Those of us who are LGBTQ+, know this scenario all too well. Family is a term has been used as a stick to beat us with because we don’t fit the ‘norm’ that is designed to exclude us. I wonder who many people herehave been ostracised, penalised and victimised by strict and particular definitions of family. Thirty years ago, the Thatcher government introduced section 28 and defined our love as not even ‘pretended family relationships.’ I recognise that, for some of us, that taint on the term 'family' cannot be removed and so we cannot claim it for our own. I respect that.
Jesus is not trying to destroy the family with his words and actions – he is seeking to show how patriarchal culture and religion have weaponised family to oppress and exclude. Have you ever noticed how often Jesus ‘runs’ into women as we wanders from place to place. The truth is, they were always there, it’s just he took time to notice and honour them. The same with children and people on the margins – the mad, the bad and the dangerous to know. These people find their way into the New Testament because of Jesus. And these gospel stories become the tools by which we can pull down the walls of oppression and prejudice that still surround us, in church, in family, in workplaces, in our communities.
If we want it, we are offered in this story a redefinition of family – where kinship is replaced by friendship. If there is one quote from Jesus we might know, it is: No greater love has a person than this – that they lay down their life for their friends. In this one line, Jesus makes friendship the highest form of human relationship. And despite centuries of church and culture trying to idolise the ties of family, genetics, tribe, and nationality, we are still confronted with Jesus’ radical question: Who are my mother, my sisters and my brothers?’
For Christians, water is thicker than blood. The waters of baptism create new families, new covenants, new responsibilities bound together by love. Many of us here tonight have had to create new families of our own – intentional places we might call home and be loved and protected. Our birth families could not, and cannot, provide the security and nurture that is every single child’s birth-right and so others stepped up.
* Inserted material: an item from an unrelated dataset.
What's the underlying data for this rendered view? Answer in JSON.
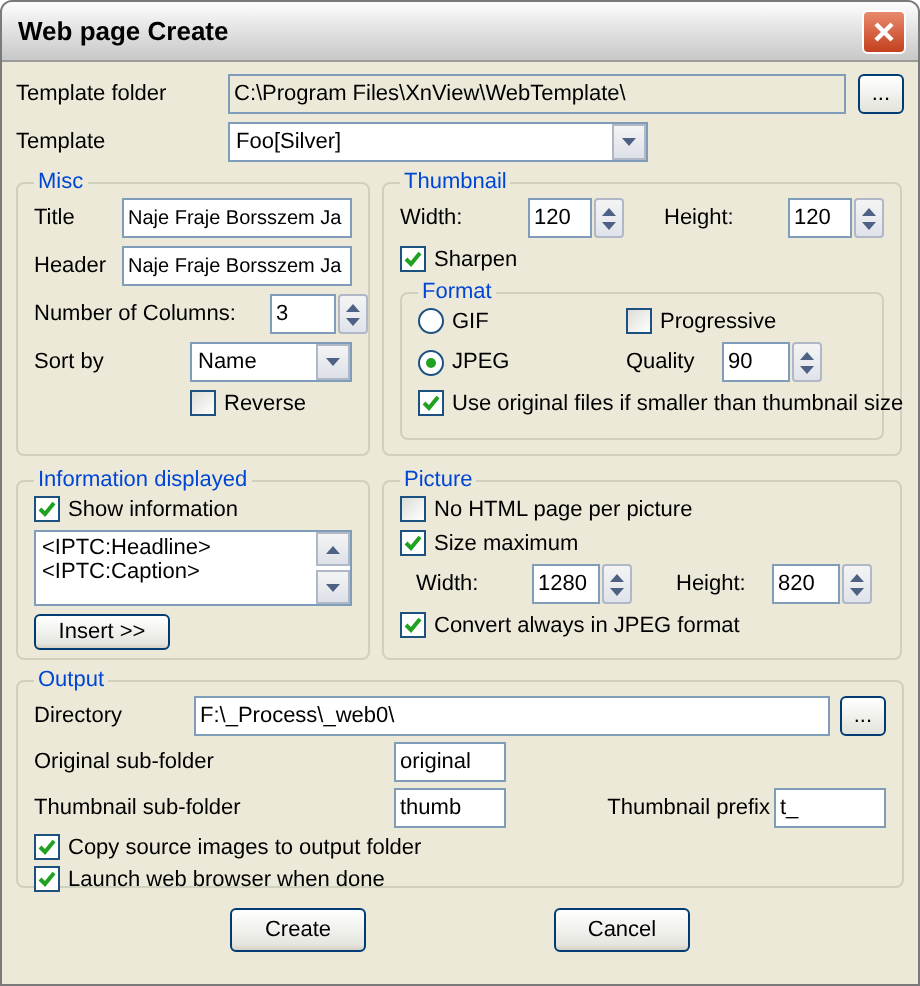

For me that was both the LGBT community and the Church. In both places I found a welcome and a place to be, and become myself. I found new mother, fathers, sisters, brothers, parents, siblings who accepted me, challenged me, held me and guided me. They gave me new stories to tell and new songs to sing. Without them, I doubt I would be here today. Part of tonight’s service is to give thanks for those parents and siblings who loved us into new life.
It makes me angry, sad, frustrated, that these two communities – church and LGBT - seem so far apart today, and being part of one makes you a virtual outcast in the other. For me, Jesus is a queer icon who gives me the strength and courage and vision to live as an out gay person. Being gay – especially as one born into white, male privilege – allows me some insight into what marginalisation feels like and makes me a much better Christian (I hope).
That’s why I fight for change – it is a fight for my families. I look around this congregation tonight and I can say:
‘Here is my mother, my father, my sisters, my brothers, my parents, my siblings!
has truly loved another,
has fought for justice in the face of hate or indifference,
has found the courage to come out to live their true lives,
has provided a safe place for the victimised and alone,
that is my brother and sister and mother.